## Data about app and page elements
Segment Open
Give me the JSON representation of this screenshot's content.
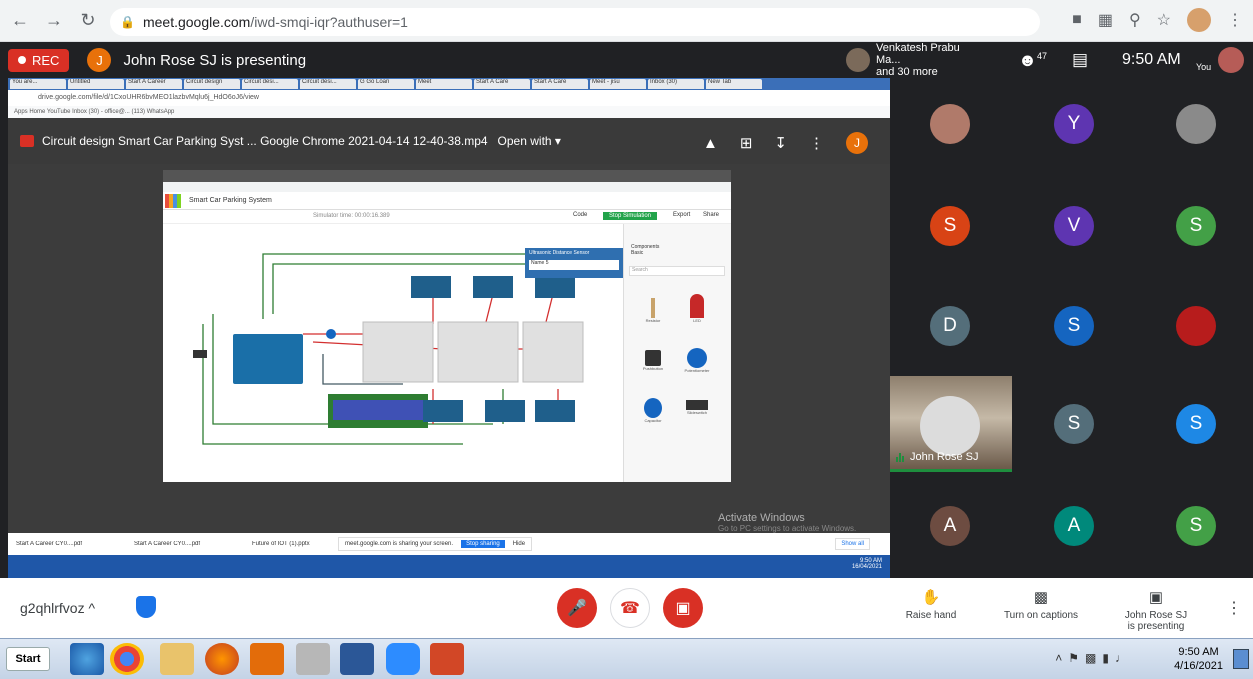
{
  "browser": {
    "url_host": "meet.google.com",
    "url_path": "/iwd-smqi-iqr?authuser=1"
  },
  "presenting_bar": {
    "rec_label": "REC",
    "avatar_letter": "J",
    "presenting_text": "John Rose SJ is presenting"
  },
  "top_right": {
    "names_line1": "Venkatesh Prabu Ma...",
    "names_line2": "and 30 more",
    "people_count": "47",
    "time": "9:50 AM",
    "you_label": "You"
  },
  "shared_screen": {
    "inner_url": "drive.google.com/file/d/1CxoUHR6bvMEO1lazbvMqlu6j_HdO6oJ6/view",
    "inner_bookmarks": "Apps   Home   YouTube   Inbox (30) - office@...   (113) WhatsApp",
    "drive_title": "Circuit design Smart Car Parking Syst ... Google Chrome 2021-04-14 12-40-38.mp4",
    "open_with": "Open with ▾",
    "drive_avatar": "J",
    "tinkercad": {
      "title": "Smart Car Parking System",
      "sim_time": "Simulator time: 00:00:16.389",
      "code": "Code",
      "stop_sim": "Stop Simulation",
      "export": "Export",
      "share": "Share",
      "popup_title": "Ultrasonic Distance Sensor",
      "popup_field": "Name  5",
      "components_label": "Components",
      "components_value": "Basic",
      "search": "Search",
      "items": [
        "Resistor",
        "LED",
        "Pushbutton",
        "Potentiometer",
        "Capacitor",
        "Slideswitch"
      ]
    },
    "activate_title": "Activate Windows",
    "activate_sub": "Go to PC settings to activate Windows.",
    "downloads": [
      "Start A Career CY0....pdf",
      "Start A Career CY0....pdf",
      "Future of IOT (1).pptx"
    ],
    "share_msg": "meet.google.com is sharing your screen.",
    "stop_sharing": "Stop sharing",
    "hide": "Hide",
    "show_all": "Show all",
    "inner_clock_time": "9:50 AM",
    "inner_clock_date": "16/04/2021"
  },
  "participants": [
    {
      "letter": "Y",
      "color": "#5e35b1"
    },
    {
      "letter": "S",
      "color": "#d84315"
    },
    {
      "letter": "V",
      "color": "#5e35b1"
    },
    {
      "letter": "S",
      "color": "#43a047"
    },
    {
      "letter": "D",
      "color": "#546e7a"
    },
    {
      "letter": "S",
      "color": "#1565c0"
    },
    {
      "letter": "S",
      "color": "#546e7a"
    },
    {
      "letter": "S",
      "color": "#1e88e5"
    },
    {
      "letter": "A",
      "color": "#6d4c41"
    },
    {
      "letter": "A",
      "color": "#00897b"
    },
    {
      "letter": "S",
      "color": "#43a047"
    }
  ],
  "active_speaker": {
    "name": "John Rose SJ"
  },
  "bottom": {
    "meeting_code": "g2qhlrfvoz  ^",
    "raise_hand": "Raise hand",
    "captions": "Turn on captions",
    "presenting_line1": "John Rose SJ",
    "presenting_line2": "is presenting"
  },
  "taskbar": {
    "start": "Start",
    "time": "9:50 AM",
    "date": "4/16/2021"
  },
  "colors": {
    "meet_dark": "#202124",
    "rec_red": "#d93025",
    "end_call_red": "#d93025",
    "speaker_green": "#1e8e3e"
  }
}
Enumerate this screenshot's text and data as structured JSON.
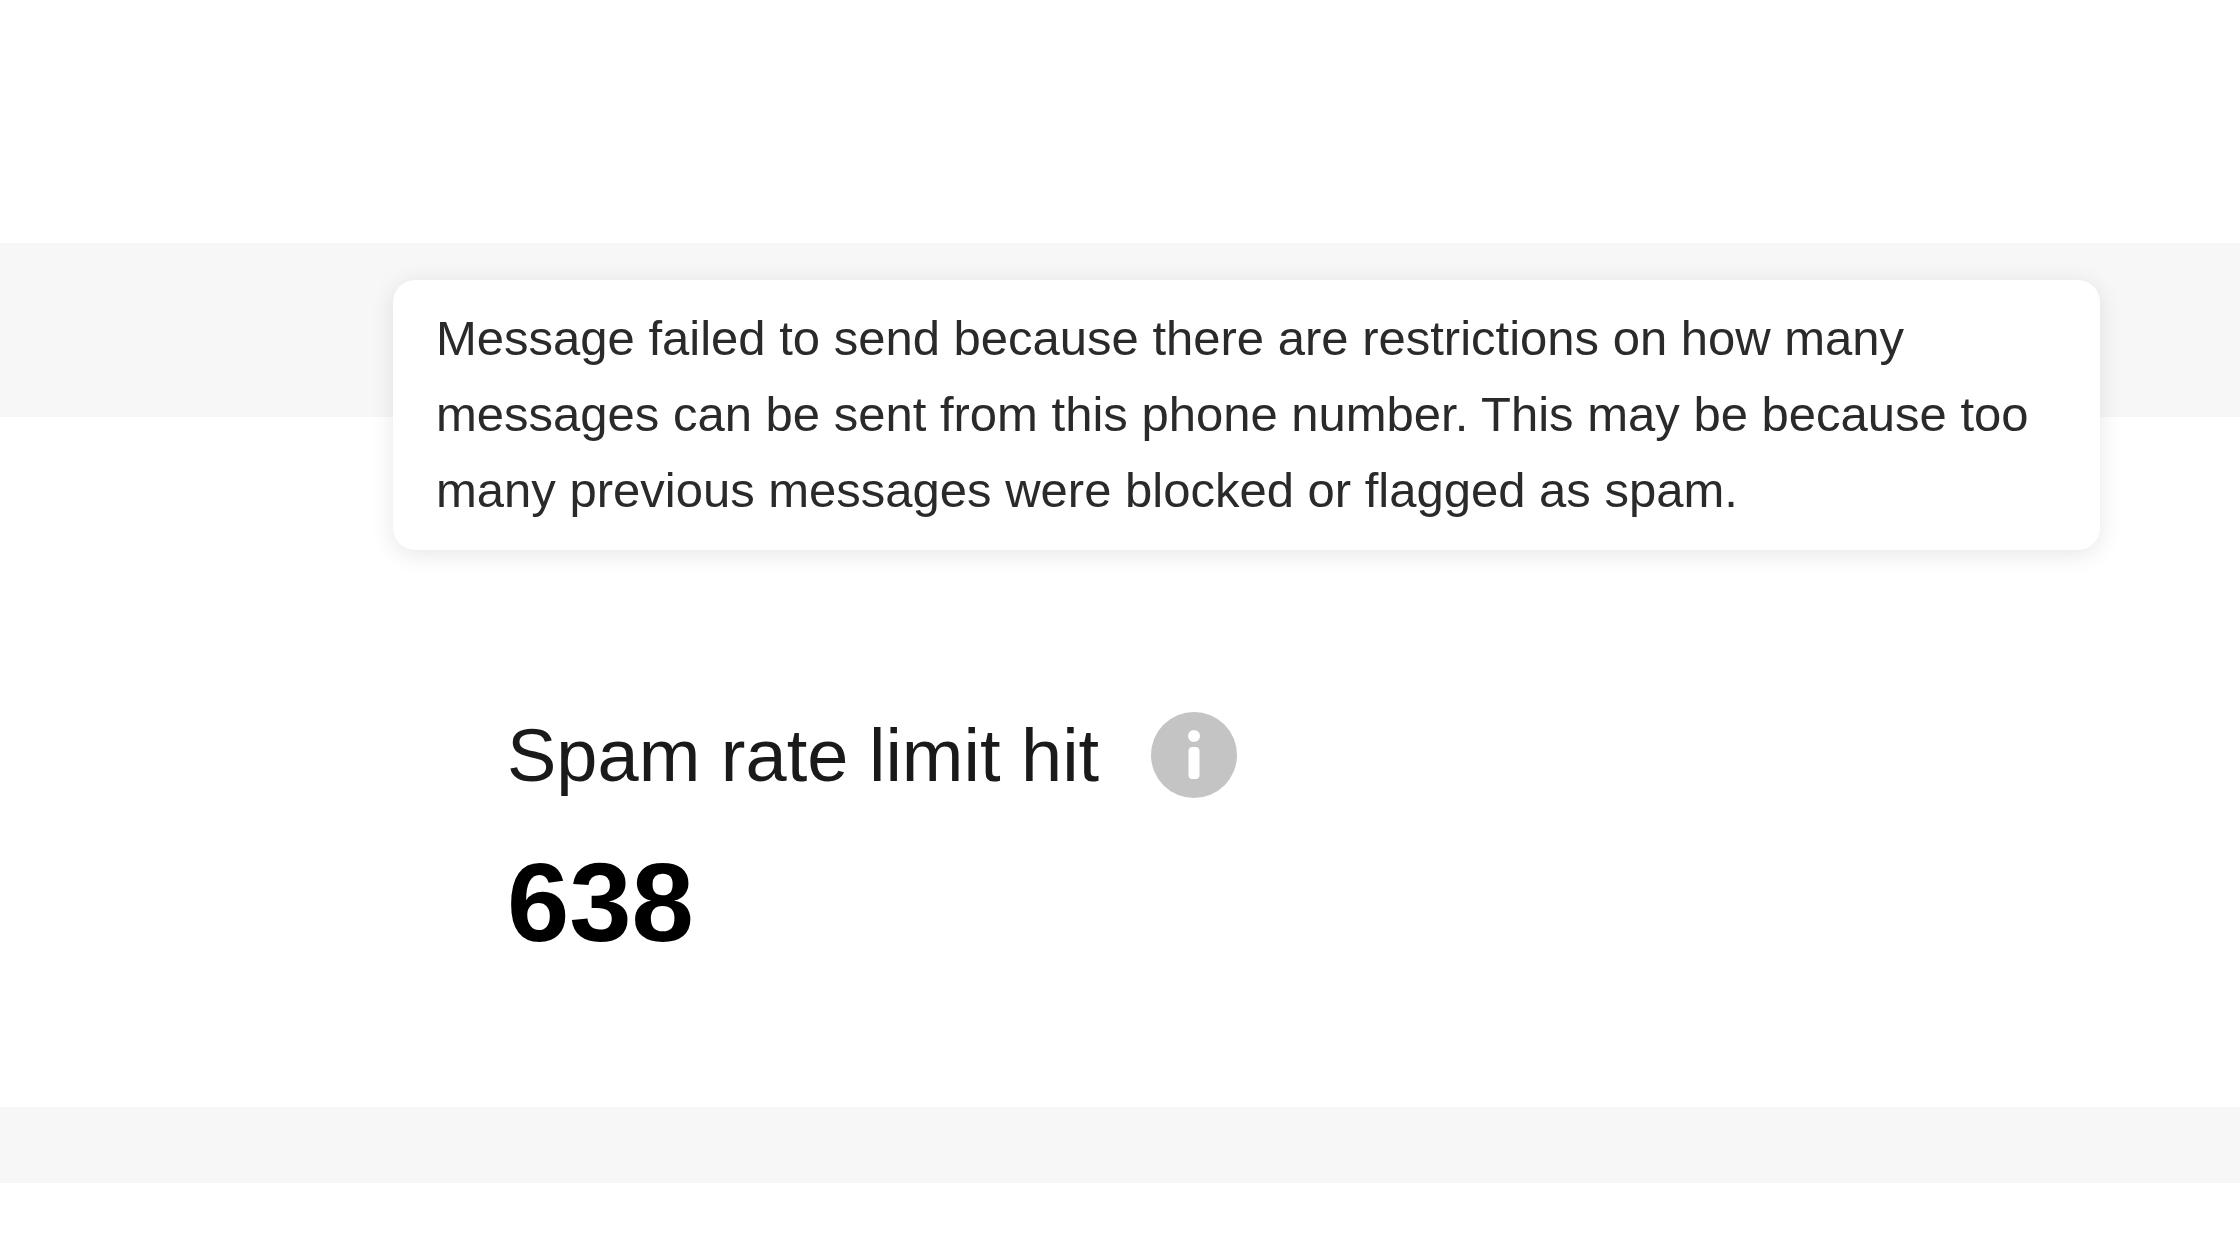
{
  "tooltip": {
    "text": "Message failed to send because there are restrictions on how many messages can be sent from this phone number. This may be because too many previous messages were blocked or flagged as spam."
  },
  "stat": {
    "label": "Spam rate limit hit",
    "value": "638"
  }
}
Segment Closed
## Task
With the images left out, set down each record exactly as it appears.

## Final answer
Give me the JSON representation of this screenshot's content.
{
  "browser": {
    "url_host": "meet.google.com",
    "url_path": "/iwd-smqi-iqr?authuser=1"
  },
  "presenting_bar": {
    "rec_label": "REC",
    "avatar_letter": "J",
    "presenting_text": "John Rose SJ is presenting"
  },
  "top_right": {
    "names_line1": "Venkatesh Prabu Ma...",
    "names_line2": "and 30 more",
    "people_count": "47",
    "time": "9:50 AM",
    "you_label": "You"
  },
  "shared_screen": {
    "inner_url": "drive.google.com/file/d/1CxoUHR6bvMEO1lazbvMqlu6j_HdO6oJ6/view",
    "inner_bookmarks": "Apps   Home   YouTube   Inbox (30) - office@...   (113) WhatsApp",
    "drive_title": "Circuit design Smart Car Parking Syst ... Google Chrome 2021-04-14 12-40-38.mp4",
    "open_with": "Open with ▾",
    "drive_avatar": "J",
    "tinkercad": {
      "title": "Smart Car Parking System",
      "sim_time": "Simulator time: 00:00:16.389",
      "code": "Code",
      "stop_sim": "Stop Simulation",
      "export": "Export",
      "share": "Share",
      "popup_title": "Ultrasonic Distance Sensor",
      "popup_field": "Name  5",
      "components_label": "Components",
      "components_value": "Basic",
      "search": "Search",
      "items": [
        "Resistor",
        "LED",
        "Pushbutton",
        "Potentiometer",
        "Capacitor",
        "Slideswitch"
      ]
    },
    "activate_title": "Activate Windows",
    "activate_sub": "Go to PC settings to activate Windows.",
    "downloads": [
      "Start A Career CY0....pdf",
      "Start A Career CY0....pdf",
      "Future of IOT (1).pptx"
    ],
    "share_msg": "meet.google.com is sharing your screen.",
    "stop_sharing": "Stop sharing",
    "hide": "Hide",
    "show_all": "Show all",
    "inner_clock_time": "9:50 AM",
    "inner_clock_date": "16/04/2021"
  },
  "participants": [
    {
      "letter": "Y",
      "color": "#5e35b1"
    },
    {
      "letter": "S",
      "color": "#d84315"
    },
    {
      "letter": "V",
      "color": "#5e35b1"
    },
    {
      "letter": "S",
      "color": "#43a047"
    },
    {
      "letter": "D",
      "color": "#546e7a"
    },
    {
      "letter": "S",
      "color": "#1565c0"
    },
    {
      "letter": "S",
      "color": "#546e7a"
    },
    {
      "letter": "S",
      "color": "#1e88e5"
    },
    {
      "letter": "A",
      "color": "#6d4c41"
    },
    {
      "letter": "A",
      "color": "#00897b"
    },
    {
      "letter": "S",
      "color": "#43a047"
    }
  ],
  "active_speaker": {
    "name": "John Rose SJ"
  },
  "bottom": {
    "meeting_code": "g2qhlrfvoz  ^",
    "raise_hand": "Raise hand",
    "captions": "Turn on captions",
    "presenting_line1": "John Rose SJ",
    "presenting_line2": "is presenting"
  },
  "taskbar": {
    "start": "Start",
    "time": "9:50 AM",
    "date": "4/16/2021"
  },
  "colors": {
    "meet_dark": "#202124",
    "rec_red": "#d93025",
    "end_call_red": "#d93025",
    "speaker_green": "#1e8e3e"
  }
}
Enumerate this screenshot's text and data as structured JSON.
{
  "tooltip": {
    "text": "Message failed to send because there are restrictions on how many messages can be sent from this phone number. This may be because too many previous messages were blocked or flagged as spam."
  },
  "stat": {
    "label": "Spam rate limit hit",
    "value": "638"
  }
}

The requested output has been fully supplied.